Transformational leaders engage their followers to undertake a long and perilous journey to achieve a better future one that is envisioned along with a group of followers. These leaders show that they have the strength and vision to accomplish this vision. This process assumes that leaders transform their followers. Their influence transforms followers to accomplish what they would do otherwise. “They make people better, it is concerned with ethics, values, emptions, standards and long tern goals.” Northoouse,2013) Mohandas is classified as transformational leader. “Gandhi raised the hopes and demands of millions of his people and in the process was changed himself” (Northouse,2013)” Ryan White is another example of transformational leadership, as a teenager he raised the American people’s awareness about AIDS and in the process he has become a spokesperson for increasing government support of AIDS research”(Northouse,2016)

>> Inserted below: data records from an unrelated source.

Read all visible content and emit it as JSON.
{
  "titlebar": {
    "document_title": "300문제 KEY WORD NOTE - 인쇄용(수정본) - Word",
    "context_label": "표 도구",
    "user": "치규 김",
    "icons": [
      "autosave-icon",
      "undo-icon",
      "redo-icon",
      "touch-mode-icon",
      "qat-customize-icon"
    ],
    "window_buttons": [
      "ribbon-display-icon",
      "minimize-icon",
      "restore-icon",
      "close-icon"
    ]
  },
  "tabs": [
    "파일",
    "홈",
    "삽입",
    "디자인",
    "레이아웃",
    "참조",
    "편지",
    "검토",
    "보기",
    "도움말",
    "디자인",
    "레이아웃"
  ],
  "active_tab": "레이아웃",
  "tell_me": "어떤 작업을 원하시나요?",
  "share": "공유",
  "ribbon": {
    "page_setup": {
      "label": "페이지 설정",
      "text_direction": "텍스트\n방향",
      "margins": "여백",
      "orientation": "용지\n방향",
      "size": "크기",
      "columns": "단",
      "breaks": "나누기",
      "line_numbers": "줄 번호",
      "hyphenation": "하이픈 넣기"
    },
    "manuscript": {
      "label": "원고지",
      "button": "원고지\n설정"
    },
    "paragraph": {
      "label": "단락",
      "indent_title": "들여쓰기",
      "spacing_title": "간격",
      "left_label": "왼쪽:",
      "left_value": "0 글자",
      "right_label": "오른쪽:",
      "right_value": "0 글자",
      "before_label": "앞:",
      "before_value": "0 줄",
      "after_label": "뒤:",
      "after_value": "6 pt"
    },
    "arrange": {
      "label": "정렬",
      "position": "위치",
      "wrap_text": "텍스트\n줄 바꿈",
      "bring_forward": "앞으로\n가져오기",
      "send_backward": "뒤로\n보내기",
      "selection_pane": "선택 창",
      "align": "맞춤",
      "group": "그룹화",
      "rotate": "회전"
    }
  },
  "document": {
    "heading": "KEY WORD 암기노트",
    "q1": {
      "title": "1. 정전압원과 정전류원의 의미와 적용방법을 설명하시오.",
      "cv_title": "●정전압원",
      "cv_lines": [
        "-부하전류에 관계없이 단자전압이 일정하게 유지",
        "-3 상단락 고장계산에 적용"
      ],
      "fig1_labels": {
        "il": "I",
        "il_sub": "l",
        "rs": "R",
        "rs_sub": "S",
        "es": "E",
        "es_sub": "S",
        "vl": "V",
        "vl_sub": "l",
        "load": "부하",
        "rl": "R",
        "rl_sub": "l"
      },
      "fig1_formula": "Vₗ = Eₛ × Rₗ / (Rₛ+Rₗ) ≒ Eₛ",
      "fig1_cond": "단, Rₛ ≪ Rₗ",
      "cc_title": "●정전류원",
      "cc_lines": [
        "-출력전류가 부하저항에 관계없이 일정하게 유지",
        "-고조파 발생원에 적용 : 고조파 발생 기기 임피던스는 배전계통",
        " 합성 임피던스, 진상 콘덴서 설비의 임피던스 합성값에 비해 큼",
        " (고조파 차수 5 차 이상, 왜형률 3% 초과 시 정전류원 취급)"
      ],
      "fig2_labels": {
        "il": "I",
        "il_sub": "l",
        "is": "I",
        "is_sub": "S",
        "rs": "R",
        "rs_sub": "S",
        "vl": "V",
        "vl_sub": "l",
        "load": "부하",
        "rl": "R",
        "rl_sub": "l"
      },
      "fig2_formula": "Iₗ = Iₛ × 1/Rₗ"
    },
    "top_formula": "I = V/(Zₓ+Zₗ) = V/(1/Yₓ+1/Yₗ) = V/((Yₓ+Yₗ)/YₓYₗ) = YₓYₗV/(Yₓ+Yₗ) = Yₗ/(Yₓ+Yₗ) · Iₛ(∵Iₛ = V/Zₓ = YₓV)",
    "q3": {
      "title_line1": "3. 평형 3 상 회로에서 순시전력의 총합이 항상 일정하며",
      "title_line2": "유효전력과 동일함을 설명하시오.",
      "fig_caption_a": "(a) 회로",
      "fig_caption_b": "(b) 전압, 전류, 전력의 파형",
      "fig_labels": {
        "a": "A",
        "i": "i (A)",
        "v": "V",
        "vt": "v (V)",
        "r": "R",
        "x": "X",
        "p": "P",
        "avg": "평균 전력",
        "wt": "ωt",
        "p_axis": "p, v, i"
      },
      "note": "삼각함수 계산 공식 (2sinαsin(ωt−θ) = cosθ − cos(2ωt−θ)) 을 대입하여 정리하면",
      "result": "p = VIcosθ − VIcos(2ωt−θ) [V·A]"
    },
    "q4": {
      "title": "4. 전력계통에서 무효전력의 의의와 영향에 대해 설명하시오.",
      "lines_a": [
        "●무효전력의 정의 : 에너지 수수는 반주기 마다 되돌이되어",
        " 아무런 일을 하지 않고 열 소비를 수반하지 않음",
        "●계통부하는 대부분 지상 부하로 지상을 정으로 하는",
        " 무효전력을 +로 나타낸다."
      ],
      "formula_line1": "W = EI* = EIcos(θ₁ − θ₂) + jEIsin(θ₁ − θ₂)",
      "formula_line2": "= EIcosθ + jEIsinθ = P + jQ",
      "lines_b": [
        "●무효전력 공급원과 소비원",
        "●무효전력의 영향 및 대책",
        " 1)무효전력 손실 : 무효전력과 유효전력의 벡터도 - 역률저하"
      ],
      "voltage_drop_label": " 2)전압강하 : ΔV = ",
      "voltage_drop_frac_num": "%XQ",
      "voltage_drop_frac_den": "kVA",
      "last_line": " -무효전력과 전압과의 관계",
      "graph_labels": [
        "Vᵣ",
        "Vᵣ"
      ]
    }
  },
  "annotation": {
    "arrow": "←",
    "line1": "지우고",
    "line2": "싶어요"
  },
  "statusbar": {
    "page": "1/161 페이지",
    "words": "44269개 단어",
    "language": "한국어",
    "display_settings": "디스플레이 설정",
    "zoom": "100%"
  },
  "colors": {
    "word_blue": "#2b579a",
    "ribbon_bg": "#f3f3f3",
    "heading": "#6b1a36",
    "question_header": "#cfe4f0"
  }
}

When I think of transformational leadership Nelson Mandela comes to mind, he was one of the foremost transformational leaders of our time. On 20 April 1964 Nelson Mandela stated “I have fought against white domination, and I have fought against black domination. I have cherished the ideal of a democratic and free society in which all persons live together in harmony and with equal opportunities. It is an ideal which I hope to live for and to achieve. But if needs be, it is an ideal for which I am prepared to die.” (Glad,1997) Rolihlahla Mandela was born into the Madiba clan in the village of Mvezo, in the Eastern Cape, on 18 July 1918. “Nelson Mandela was a social rights activist, politician and philanthropist who became South Africa’s first black president from 1994 to 1999. After becoming involved in the anti-apartheid movement in his 20s, Mandela joined the African National Congress in 1942. For 20 years, he directed a campaign of peaceful, nonviolent defiance against the South African government and its racist policies” (www.biography,com)
Mandela created a connection that raised the level of motivation and morality in himself as well as his followers. His calm confident demeanor and his eloquent speech gave him a strong sense of identity. “History has placed a tremendous responsibility on the shoulders of this country’s leadership, namely the responsibility of moving our country away from the current course of conflict and confrontation. The hope of millions of South Africans is fixed on us. The future of southern Africa depends on us. We dare not waver or fail.” (Waldmeir,1997) Mandela took personal and political risks and made sacrifices to secure his objectives. He dedicated his life to his movement. “The peaceful birth of black majority rule in South Africa was a transcendent moment. Many South Africans believe this negotiated revolution to be a miracle: at the very least it was a feat of political magic.” (Waldmeir,1997)
Transformational Leadership has intuitive appeal, not only because people are attracted to this type of person it also emphasizes the morals, needs, emotions and values of its followers which focus group efforts to achieve more than they would individually. It also stimulates followers to try new approaches and develop innovative ways of dealing with organizational issues. Leaders also exhibit a supportive climate and listen carefully to the needs of their followers. They accomplish this but different means such as delegation and acting as coaches and advisors to help people to achieve actualization. “Transformational leadership results I performance that goes well beyond what is expected.” (Northouse,2013) It does have some criticism such as Inspirational motivation, Intellectual stimulation, individualized consideration and idealized influence may overlap. These are referred to as the four I’s in the transformational theory. Criticisms if this theory are that they four I’s overlap, as does transactional and transformational leadership styles. It also ignores task orientated behaviors such as planning, defining objectives and problem solving which in turns questions the validity of transformational leadership.
Nelson Mandela vision of a new regime and his policies that actively promoted the general welfare of his fellow man have stood the test of time and he will be always remembered as one of the foremost transformational leaders of our time.
Glad, B., & Blanton, R. (1997). F. W. de Klerk and Nelson Mandela: A Study in Cooperative Transformational Leadership. Presidential Studies Quarterly, 27(3), 565-590. Retrieved March 26, 2020, from www.jstor.org/stable/27551769
Patti Waldmeir, Anatomy of a Miracle. The End of Apartheid and the Birth of the New South Africa (New York: W.W. Norton, 1997), p. 52. (book)
Pennsylvania State University World Campus (2020). PSYCH 485lesson 10 Transformational Leadership Retrieved from https://psu.instructure.com/courses/2040131/modules/items/28001769